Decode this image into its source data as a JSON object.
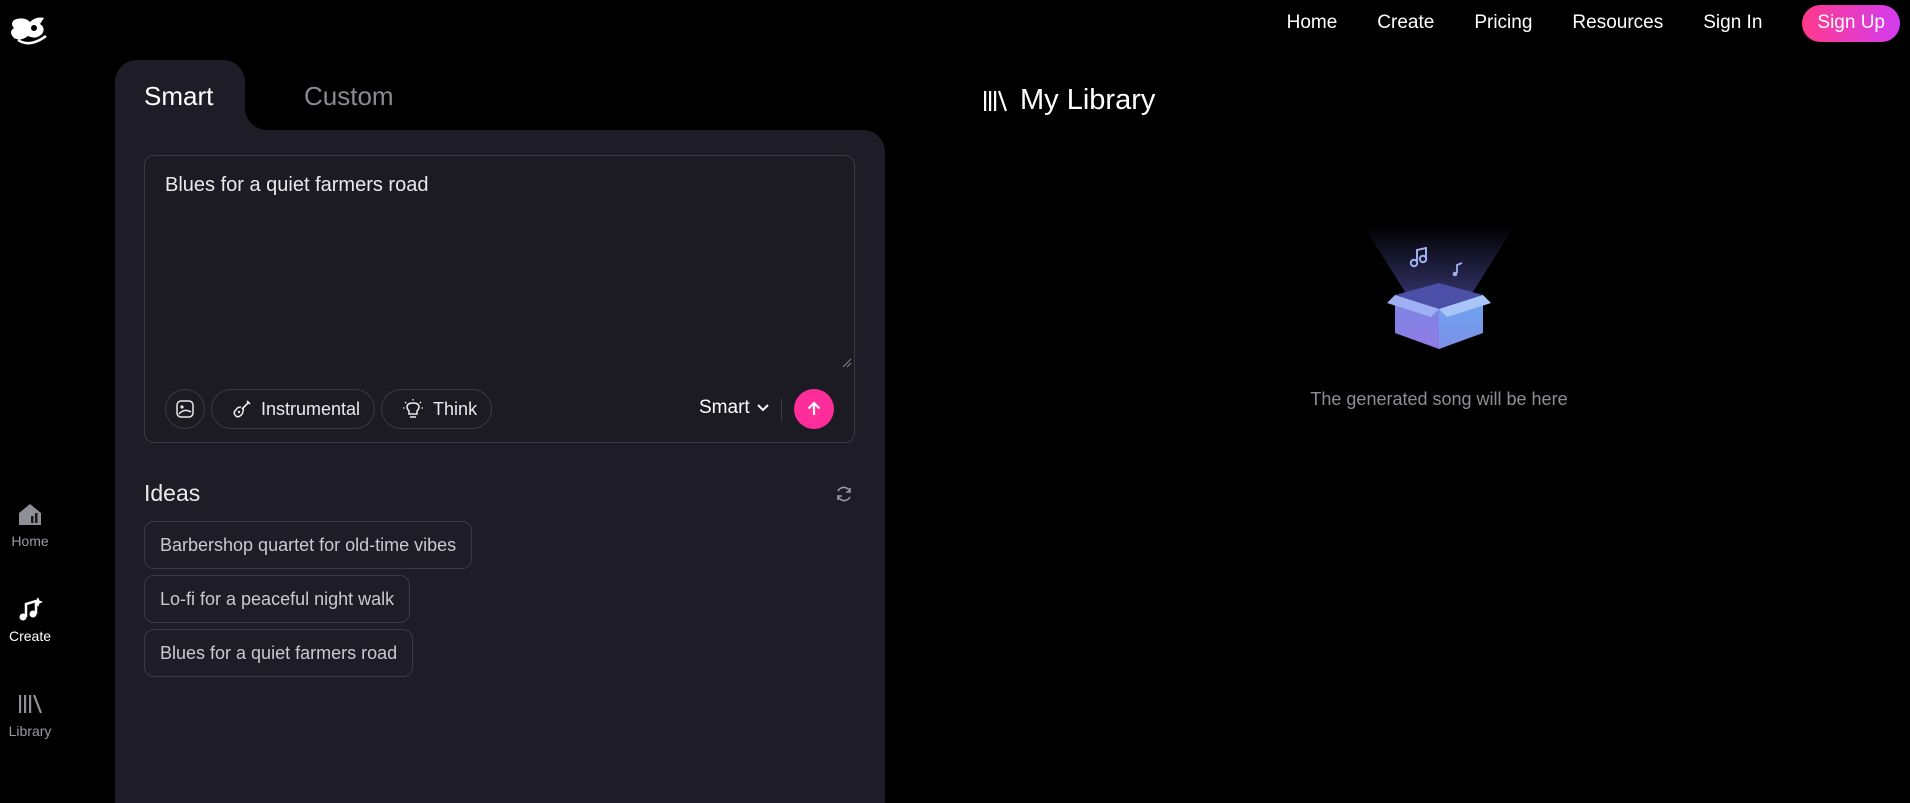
{
  "nav": {
    "links": [
      "Home",
      "Create",
      "Pricing",
      "Resources",
      "Sign In"
    ],
    "signup_label": "Sign Up"
  },
  "sidebar": {
    "items": [
      {
        "label": "Home",
        "icon": "home-icon",
        "active": false
      },
      {
        "label": "Create",
        "icon": "music-note-sparkle-icon",
        "active": true
      },
      {
        "label": "Library",
        "icon": "library-icon",
        "active": false
      }
    ]
  },
  "tabs": {
    "smart": "Smart",
    "custom": "Custom"
  },
  "prompt": {
    "value": "Blues for a quiet farmers road",
    "instrumental_label": "Instrumental",
    "think_label": "Think",
    "mode_label": "Smart"
  },
  "ideas": {
    "title": "Ideas",
    "items": [
      "Barbershop quartet for old-time vibes",
      "Lo-fi for a peaceful night walk",
      "Blues for a quiet farmers road"
    ]
  },
  "library": {
    "title": "My Library",
    "empty_text": "The generated song will be here"
  },
  "colors": {
    "accent": "#ff2d9a",
    "panel_bg": "#1e1d27",
    "gradient_start": "#ff3a8c",
    "gradient_end": "#d23cf0"
  }
}
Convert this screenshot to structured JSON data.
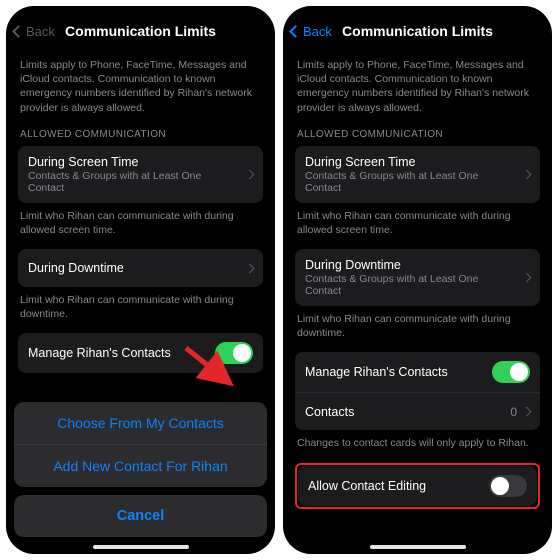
{
  "left": {
    "back": "Back",
    "title": "Communication Limits",
    "intro": "Limits apply to Phone, FaceTime, Messages and iCloud contacts. Communication to known emergency numbers identified by Rihan's network provider is always allowed.",
    "allowed_header": "ALLOWED COMMUNICATION",
    "screen_title": "During Screen Time",
    "screen_sub": "Contacts & Groups with at Least One Contact",
    "screen_note": "Limit who Rihan can communicate with during allowed screen time.",
    "down_title": "During Downtime",
    "down_note": "Limit who Rihan can communicate with during downtime.",
    "manage": "Manage Rihan's Contacts",
    "sheet_choose": "Choose From My Contacts",
    "sheet_add": "Add New Contact For Rihan",
    "sheet_cancel": "Cancel"
  },
  "right": {
    "back": "Back",
    "title": "Communication Limits",
    "intro": "Limits apply to Phone, FaceTime, Messages and iCloud contacts. Communication to known emergency numbers identified by Rihan's network provider is always allowed.",
    "allowed_header": "ALLOWED COMMUNICATION",
    "screen_title": "During Screen Time",
    "screen_sub": "Contacts & Groups with at Least One Contact",
    "screen_note": "Limit who Rihan can communicate with during allowed screen time.",
    "down_title": "During Downtime",
    "down_sub": "Contacts & Groups with at Least One Contact",
    "down_note": "Limit who Rihan can communicate with during downtime.",
    "manage": "Manage Rihan's Contacts",
    "contacts_label": "Contacts",
    "contacts_value": "0",
    "contacts_note": "Changes to contact cards will only apply to Rihan.",
    "allow_edit": "Allow Contact Editing"
  }
}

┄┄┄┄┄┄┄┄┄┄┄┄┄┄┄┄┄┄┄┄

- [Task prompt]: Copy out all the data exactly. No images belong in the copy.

- [Answer box]:
Decode this image into its source data as a JSON object.
{
  "nav": {
    "links": [
      "Home",
      "Create",
      "Pricing",
      "Resources",
      "Sign In"
    ],
    "signup_label": "Sign Up"
  },
  "sidebar": {
    "items": [
      {
        "label": "Home",
        "icon": "home-icon",
        "active": false
      },
      {
        "label": "Create",
        "icon": "music-note-sparkle-icon",
        "active": true
      },
      {
        "label": "Library",
        "icon": "library-icon",
        "active": false
      }
    ]
  },
  "tabs": {
    "smart": "Smart",
    "custom": "Custom"
  },
  "prompt": {
    "value": "Blues for a quiet farmers road",
    "instrumental_label": "Instrumental",
    "think_label": "Think",
    "mode_label": "Smart"
  },
  "ideas": {
    "title": "Ideas",
    "items": [
      "Barbershop quartet for old-time vibes",
      "Lo-fi for a peaceful night walk",
      "Blues for a quiet farmers road"
    ]
  },
  "library": {
    "title": "My Library",
    "empty_text": "The generated song will be here"
  },
  "colors": {
    "accent": "#ff2d9a",
    "panel_bg": "#1e1d27",
    "gradient_start": "#ff3a8c",
    "gradient_end": "#d23cf0"
  }
}
Convert this screenshot to structured JSON data.
{
  "left": {
    "back": "Back",
    "title": "Communication Limits",
    "intro": "Limits apply to Phone, FaceTime, Messages and iCloud contacts. Communication to known emergency numbers identified by Rihan's network provider is always allowed.",
    "allowed_header": "ALLOWED COMMUNICATION",
    "screen_title": "During Screen Time",
    "screen_sub": "Contacts & Groups with at Least One Contact",
    "screen_note": "Limit who Rihan can communicate with during allowed screen time.",
    "down_title": "During Downtime",
    "down_note": "Limit who Rihan can communicate with during downtime.",
    "manage": "Manage Rihan's Contacts",
    "sheet_choose": "Choose From My Contacts",
    "sheet_add": "Add New Contact For Rihan",
    "sheet_cancel": "Cancel"
  },
  "right": {
    "back": "Back",
    "title": "Communication Limits",
    "intro": "Limits apply to Phone, FaceTime, Messages and iCloud contacts. Communication to known emergency numbers identified by Rihan's network provider is always allowed.",
    "allowed_header": "ALLOWED COMMUNICATION",
    "screen_title": "During Screen Time",
    "screen_sub": "Contacts & Groups with at Least One Contact",
    "screen_note": "Limit who Rihan can communicate with during allowed screen time.",
    "down_title": "During Downtime",
    "down_sub": "Contacts & Groups with at Least One Contact",
    "down_note": "Limit who Rihan can communicate with during downtime.",
    "manage": "Manage Rihan's Contacts",
    "contacts_label": "Contacts",
    "contacts_value": "0",
    "contacts_note": "Changes to contact cards will only apply to Rihan.",
    "allow_edit": "Allow Contact Editing"
  }
}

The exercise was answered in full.